A comparison of the exterior of the building today with its appearance circa 1950 indicates that the lower story of the primary facade is the only elevation to have been altered on the Winkelmeyer building. Openings on this elevation originally spanned the width of each bay, and sixteen light transoms capped two pairs of paneled double doors in each opening. This arrangement is similar to the existing lower-story openings on the west elevation. The new owners of the building may restore the primary elevation to its original appearance in the conversion of the warehouse space into offices.

The eleven-bay south elevation of the Winkelmeyer building has no openings. Originally, the adjacent structure rose five stories. When the building was altered to its current one-story height, this elevation was exposed. The opposing eleven-bay Walnut Street (north) elevation is articulated by brick pilasters and features slightly projecting corner bays. The corner bays are horizontally divided by stone sill courses at the second and fifth-story levels. Additionally, the enriched metal cornice also returns about these bays. Round-arched, two-over-two sash windows with metal sills are utilized on the lower four stories of the outer bays; attic story windows are smaller, paired double-hung windows. The central nine bays employ paired, segmentally arched sash windows with metal sills between each five-story brick pier. Similar attic story windows are embellished by corbeled imposts. On the first story, the central entrance bay is distinguished by a blind horseshoe arch enframing a pair of paneled wood doors. A turn-of-the-century spiral fire escape is installed on this elevation, and a simple banded cornice caps these bays.

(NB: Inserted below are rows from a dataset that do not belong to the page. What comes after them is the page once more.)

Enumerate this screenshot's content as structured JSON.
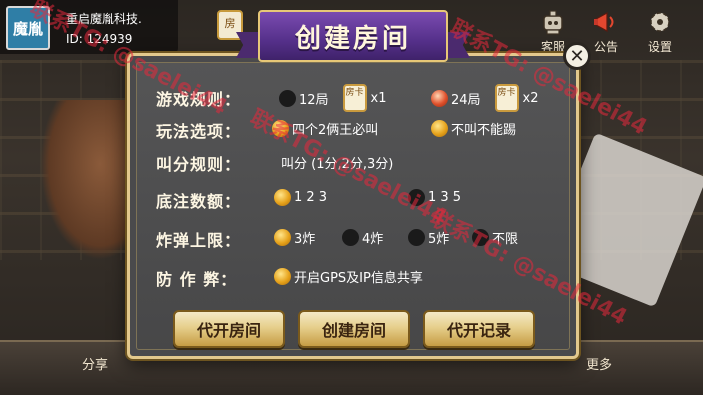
{
  "user": {
    "avatar_text": "魔胤",
    "name": "重启魔胤科技.",
    "id_text": "ID: 124939"
  },
  "top_card_icon": "房",
  "top_right": [
    {
      "key": "service",
      "label": "客服",
      "icon": "robot-icon"
    },
    {
      "key": "notice",
      "label": "公告",
      "icon": "megaphone-icon"
    },
    {
      "key": "settings",
      "label": "设置",
      "icon": "gear-icon"
    }
  ],
  "dialog": {
    "title": "创建房间",
    "close_glyph": "✕",
    "rows": {
      "rules_label": "游戏规则：",
      "play_label": "玩法选项：",
      "bid_label": "叫分规则：",
      "base_label": "底注数额：",
      "bomb_label": "炸弹上限：",
      "anticheat_label": "防 作 弊："
    },
    "rules": [
      {
        "label": "12局",
        "card": "房卡",
        "mult": "x1",
        "selected": false
      },
      {
        "label": "24局",
        "card": "房卡",
        "mult": "x2",
        "selected": true
      }
    ],
    "play": [
      {
        "label": "四个2俩王必叫",
        "selected": true
      },
      {
        "label": "不叫不能踢",
        "selected": true
      }
    ],
    "bid_text": "叫分 (1分,2分,3分)",
    "base": [
      {
        "label": "1 2 3",
        "selected": true
      },
      {
        "label": "1 3 5",
        "selected": false
      }
    ],
    "bomb": [
      {
        "label": "3炸",
        "selected": true
      },
      {
        "label": "4炸",
        "selected": false
      },
      {
        "label": "5炸",
        "selected": false
      },
      {
        "label": "不限",
        "selected": false
      }
    ],
    "anticheat": {
      "label": "开启GPS及IP信息共享",
      "selected": true
    },
    "buttons": {
      "proxy_open": "代开房间",
      "create": "创建房间",
      "proxy_record": "代开记录"
    }
  },
  "bottom": {
    "share": "分享",
    "more": "更多"
  },
  "watermarks": [
    "联系TG: @saelei44",
    "联系TG: @saelei44",
    "联系TG: @saelei44",
    "联系TG: @saelei44"
  ]
}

Paired, segmentally arched windows identical to those seen on the north elevation are also utilized on the upper stories of the west elevation. The lower story features large paneled double doors with eight light transoms. The rear elevation has no cornice; rather, the roofline is coped with terra cotta tiles. This elevation also features the remains of a painted wall sign advertising the Missouri Furniture Company, a tenant of the building in the mid-20th century.

The interior of the Winkelmeyer building exhibits straightforward mill construction in a rectangular grid of columns, and, unsheathed masonry walls.

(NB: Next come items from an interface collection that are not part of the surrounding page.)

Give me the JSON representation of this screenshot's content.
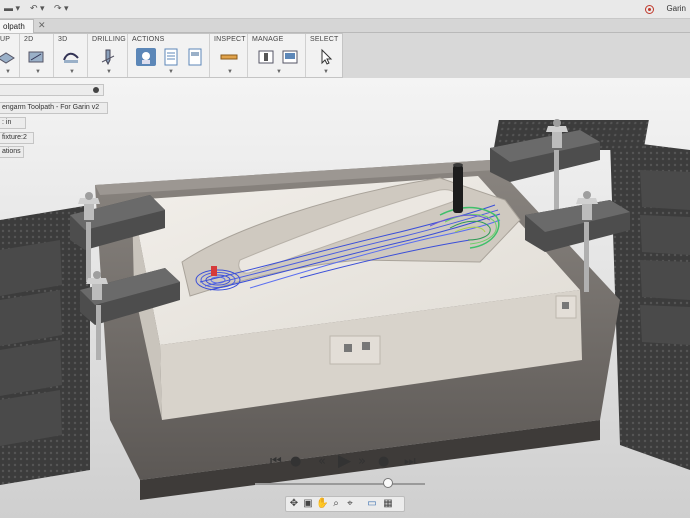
{
  "topbar": {
    "user_name": "Garin",
    "undo_icon": "undo-icon",
    "redo_icon": "redo-icon"
  },
  "tabs": [
    {
      "label": "olpath",
      "active": true
    }
  ],
  "ribbon": {
    "groups": [
      {
        "label": "UP",
        "icon": "setup-icon"
      },
      {
        "label": "2D",
        "icon": "2d-toolpath-icon"
      },
      {
        "label": "3D",
        "icon": "3d-toolpath-icon"
      },
      {
        "label": "DRILLING",
        "icon": "drill-icon"
      },
      {
        "label": "ACTIONS",
        "icons": [
          "simulate-icon",
          "post-process-icon",
          "setup-sheet-icon"
        ]
      },
      {
        "label": "INSPECT",
        "icon": "measure-icon"
      },
      {
        "label": "MANAGE",
        "icons": [
          "tool-library-icon",
          "template-library-icon"
        ]
      },
      {
        "label": "SELECT",
        "icon": "select-cursor-icon"
      }
    ]
  },
  "browser": {
    "rows": [
      {
        "label": ""
      },
      {
        "label": "engarm Toolpath - For Garin v2"
      },
      {
        "label": ": in"
      },
      {
        "label": "fixture:2"
      },
      {
        "label": "ations"
      }
    ]
  },
  "playback": {
    "controls": [
      "skip-to-start-icon",
      "previous-operation-icon",
      "step-back-icon",
      "play-icon",
      "step-forward-icon",
      "next-operation-icon",
      "skip-to-end-icon"
    ],
    "position": 0.75
  },
  "colors": {
    "ribbon_active": "#5c87b8",
    "stock": "#e8e4de",
    "fixture": "#5a5a5a",
    "toolpath_blue": "#3b4fd8",
    "toolpath_green": "#3fbf6a",
    "record_red": "#c0392b"
  }
}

Winkelmeyer Building, St. Louis Missouri Looking northwest (1985)
Looking northwest (1985)

Winkelmeyer Building, St. Louis Missouri Looking southwest (1985)
Looking southwest (1985)

Winkelmeyer Building, St. Louis Missouri Looking southeast (1985)
Looking southeast (1985)

Winkelmeyer Building, St. Louis Missouri Looking northwest (1985)
Looking northwest (1985)

Winkelmeyer Building, St. Louis Missouri Looking south (1985)
Looking south (1985)